What is a clinical psychologist? In Virginia, the title "clinical psychologist" is reserved for those who have met the rigorous requirements set forth and governed by The Virginia Board of Psychology. Those requirements include completing a doctoral degree (PhD, PsyD, or EdD) in psychology, completing a supervised clinical internship in a hospital or other organized health setting, and passing a national written exam and state required exam before becoming licensed. This extensive training takes at least five years of graduate school plus post-doctoral training in many cases (sometimes called "post doctoral fellowship"). By the time they are licensed, clinical psychologists, are VERY HIGHLY trained professionals with expertise in assessment, diagnosis, and treatment. Clinical psychologists work with children, adults, families, and groups to help change feelings, thoughts, and behaviors via techniques that are based on research. In fact, many clinical psychologists lead research efforts to better understand people's' feelings, thoughts, and behaviors and also develop new ways to help people live better lives. Most research-based clinical psychotherapy treatments for people suffering with mental illness were developed by clinical psychologist researchers. You may find many clinical psychologists have chosen to specialize in helping certain groups (e.g., children, adults) and offer specialized types of assessment (e.g, neuropsychological assessment) or treatment (e.g., cognitive behavioral therapy).

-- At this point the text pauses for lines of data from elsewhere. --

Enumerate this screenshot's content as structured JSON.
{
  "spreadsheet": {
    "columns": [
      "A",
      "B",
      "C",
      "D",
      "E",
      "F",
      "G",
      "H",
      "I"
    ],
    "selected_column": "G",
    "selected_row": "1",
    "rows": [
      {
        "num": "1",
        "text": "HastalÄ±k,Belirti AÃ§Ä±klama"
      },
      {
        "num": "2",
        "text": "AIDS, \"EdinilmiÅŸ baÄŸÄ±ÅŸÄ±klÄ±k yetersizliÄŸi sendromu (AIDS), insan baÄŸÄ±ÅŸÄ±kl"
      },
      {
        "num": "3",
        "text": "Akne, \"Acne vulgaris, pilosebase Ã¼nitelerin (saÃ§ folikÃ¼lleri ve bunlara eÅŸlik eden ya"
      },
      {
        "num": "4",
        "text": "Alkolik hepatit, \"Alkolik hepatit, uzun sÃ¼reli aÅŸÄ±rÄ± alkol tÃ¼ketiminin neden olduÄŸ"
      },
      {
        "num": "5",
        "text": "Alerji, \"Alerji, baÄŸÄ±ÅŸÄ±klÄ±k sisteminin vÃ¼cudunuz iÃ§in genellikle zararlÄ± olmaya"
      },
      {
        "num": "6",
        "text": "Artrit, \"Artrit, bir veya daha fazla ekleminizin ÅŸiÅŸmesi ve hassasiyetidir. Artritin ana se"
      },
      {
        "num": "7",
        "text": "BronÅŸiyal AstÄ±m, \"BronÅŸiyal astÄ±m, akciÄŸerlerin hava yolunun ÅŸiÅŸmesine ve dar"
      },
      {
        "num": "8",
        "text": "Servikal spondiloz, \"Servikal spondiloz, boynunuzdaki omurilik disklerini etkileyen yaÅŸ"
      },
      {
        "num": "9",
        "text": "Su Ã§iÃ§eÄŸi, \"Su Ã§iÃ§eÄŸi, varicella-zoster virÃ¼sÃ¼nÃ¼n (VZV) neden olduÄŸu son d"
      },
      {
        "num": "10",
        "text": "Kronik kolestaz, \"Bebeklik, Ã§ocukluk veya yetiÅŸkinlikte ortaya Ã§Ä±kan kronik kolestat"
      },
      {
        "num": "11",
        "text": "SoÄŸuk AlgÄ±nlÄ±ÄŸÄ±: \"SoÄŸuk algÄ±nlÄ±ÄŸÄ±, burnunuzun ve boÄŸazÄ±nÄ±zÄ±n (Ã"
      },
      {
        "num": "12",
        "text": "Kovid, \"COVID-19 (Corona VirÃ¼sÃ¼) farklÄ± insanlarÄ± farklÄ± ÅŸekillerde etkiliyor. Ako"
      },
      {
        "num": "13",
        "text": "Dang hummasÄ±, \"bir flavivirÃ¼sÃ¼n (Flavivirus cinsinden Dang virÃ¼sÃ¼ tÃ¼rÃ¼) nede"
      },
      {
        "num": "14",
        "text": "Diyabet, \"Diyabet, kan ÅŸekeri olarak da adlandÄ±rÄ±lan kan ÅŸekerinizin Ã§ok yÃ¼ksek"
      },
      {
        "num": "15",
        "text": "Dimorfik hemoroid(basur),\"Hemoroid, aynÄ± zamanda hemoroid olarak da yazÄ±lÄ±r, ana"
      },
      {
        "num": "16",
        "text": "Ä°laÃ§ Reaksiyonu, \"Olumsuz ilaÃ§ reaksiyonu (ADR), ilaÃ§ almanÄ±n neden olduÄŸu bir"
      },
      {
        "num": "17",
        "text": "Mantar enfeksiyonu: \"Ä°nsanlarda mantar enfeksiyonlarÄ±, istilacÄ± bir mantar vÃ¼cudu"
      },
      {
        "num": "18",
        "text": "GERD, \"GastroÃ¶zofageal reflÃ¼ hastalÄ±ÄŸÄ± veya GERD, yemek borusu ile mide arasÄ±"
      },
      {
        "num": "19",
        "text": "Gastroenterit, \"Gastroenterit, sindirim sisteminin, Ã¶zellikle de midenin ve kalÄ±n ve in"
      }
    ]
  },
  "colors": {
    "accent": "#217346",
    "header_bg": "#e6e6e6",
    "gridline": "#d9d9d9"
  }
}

What about other mental health professionals like: psychiatrists, licensed clinical social workers, marriage and family therapists, and licensed mental health counselors? The consumer of mental health care has many options and it is important to be informed about the large differences in training depth and breadth. First, psychiatrists are medical doctors who have gone to medical school and done a three-year residency in psychiatry. They can prescribe and manage psychiatric medications. Some also do psychotherapy. There are a variety of licensed therapists (i.e., providers of psychotherapy) who have mostly have master's degrees plus supervised training prior to sitting for a licensure exam. These therapists include: licensed clinical social workers, marriage and family therapists, licensed professional counselors, and licensed mental health counselors.
Training and Licensure Clinical psychologists receive a median of 7 years of education and training beyond their undergraduate degree, including practica and internship training in hospitals and other health care settings. Professional licensure is generally uniform throughout the country, authorizing a clinical psychologist to independently diagnose and treat mental and nervous disorders upon completion of a doctoral degree in psychology and a minimum of two years supervised, direct clinical service. (Source: https://www.vapsych.org/why-a-clinical-psychologist-)
Our clinicians are highly trained and qualified in various psychological approaches allowing them to utilize their skill-set and training to address a variety of concerns. Our interventions can take many forms depending on the needs of the individual, couple or family. We consider each family and each client to be unique and, as such, consider cultural, ethnic, and environmental factors. Our treatment plans are formulated on a case-by-case basis, but we utilize various evidence-based approaches, including:
Comprehensive psychological evaluations
Dialectical Behavioral therapy
Family and multisystemic techniques
At Grace Assessment and Therapy Services, our assessment, diagnostic, and treatment approaches integrate current research with time tested methods.
Our support staff provides assistance with scheduling, insurance, and billing.